“The usual protest of the Protestant, that the Church of Rome is afraid of the Bible, did not, as I shall explain in a moment, have any great terrors for me at any time. This was by no merit of my own, but by the accident of my age and situation. For I grew up in a world in which the Protestants, who had just proved that Rome did not believe the Bible, were excitedly discovering that they did not believe the Bible themselves. Some of them even tried to combine the two condemnations and say that they were steps of progress. The next step in progress consisted in a man kicking his father for having locked up a book of such beauty and value, a book which the son then proceeded to tear into a thousand pieces. I early discovered that progress is worse than Protestantism so far as stupidity is concerned. But most of the free-thinkers who were friends of mine happened to think sufficiently freely to see that the Higher Criticism was much more of an attack on the Protestant Bible-worship than on Roman authority. Anyhow, my family and friends were more concerned with the opening of the book of Darwin than the book of Daniel; and most of them regarded the Hebrew Scriptures as if they were Hittite sculptures. But even then, it would seem odd to worship the sculptures as gods and then smash them as idols and still go on blaming somebody else for not having worshipped them enough. But here again it is hard for me to know how far my own experience is representative, or whether it would not be well to say more of these purely Protestant prejudices and doubts than I, from my own experience, am able to say.
To this I owe the fact that I find it very difficult to take some of the Protestant propositions even seriously. What is any man who has been in the real outer world, for instance, to make of the everlasting cry that Catholic traditions are condemned by the Bible? It indicates a jumble of topsy-turvy tests and tail foremost arguments, of which I never could at any time see the sense. The ordinary sensible sceptic or pagan is standing in the street (in the supreme character of the man in the street) and he sees a procession go by of the priests and some strange cult, carrying their object of worship under a canopy, some of them wearing high head-dresses and carrying symbolical staffs, others carrying scrolls and sacred records, others carrying sacred images and lighted candles before them, others sacred relics in caskets or cases, and so on. I can understand the spectator saying, “this is all hocus-pocus”; I can even understand him, in moments of irritation, breaking up the procession, throwing down the images, tearing up the scrolls, dancing on the priests and anything else that might express that general view.

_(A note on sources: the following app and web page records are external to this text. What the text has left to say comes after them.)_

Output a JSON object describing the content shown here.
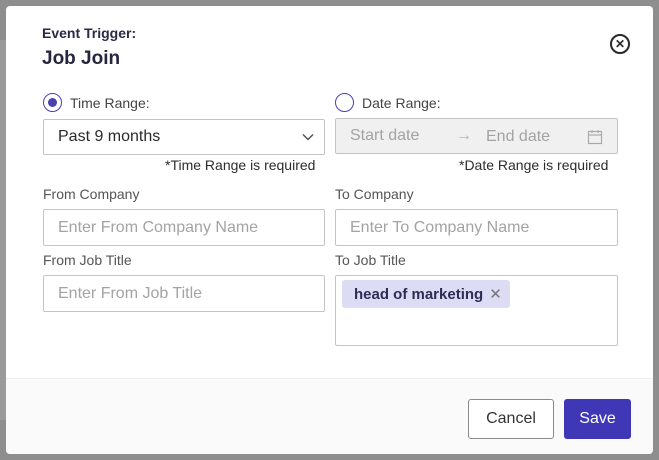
{
  "header": {
    "subtitle": "Event Trigger:",
    "title": "Job Join"
  },
  "time_range": {
    "label": "Time Range:",
    "selected": true,
    "value": "Past 9 months",
    "required_note": "*Time Range is required"
  },
  "date_range": {
    "label": "Date Range:",
    "selected": false,
    "start_placeholder": "Start date",
    "end_placeholder": "End date",
    "required_note": "*Date Range is required"
  },
  "from_company": {
    "label": "From Company",
    "placeholder": "Enter From Company Name"
  },
  "to_company": {
    "label": "To Company",
    "placeholder": "Enter To Company Name"
  },
  "from_job_title": {
    "label": "From Job Title",
    "placeholder": "Enter From Job Title"
  },
  "to_job_title": {
    "label": "To Job Title",
    "tags": [
      "head of marketing"
    ]
  },
  "footer": {
    "cancel_label": "Cancel",
    "save_label": "Save"
  },
  "colors": {
    "accent": "#3f37b5",
    "tag_bg": "#dcdcf5"
  }
}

I can understand his saying, “Your croziers are bosh, your candles are bosh, your statues and scrolls and relics and all the rest of it are bosh.” But in what conceivable frame of mind does he rush in to select one particular scroll off the scriptures of this one particular group (a scroll which had always belonged to them and been a part of their hocus-pocus, if it was hocus-pocus); why in the world should the man in the street say that one particular scroll was not bosh, but was the one and only truth by which all the other things were to be condemned? Why should it not be as superstitious to worship the scrolls as the statues, of that one particular procession? Why should it not be as reasonable to preserve the statues as the scrolls, by the tenets of the particular creed? To say to the priests, “Your statues and scrolls are condemned by our common sense,” is sensible. To say, “Your statues are condemned by your scrolls, and we are going to worship one part of your procession and wreck the rest,” is not sensible from any standpoint, least of all that of the man on the street.”
– G.K. Chesterton, The Catholic Church and Conversion –
– Lucas G. Westman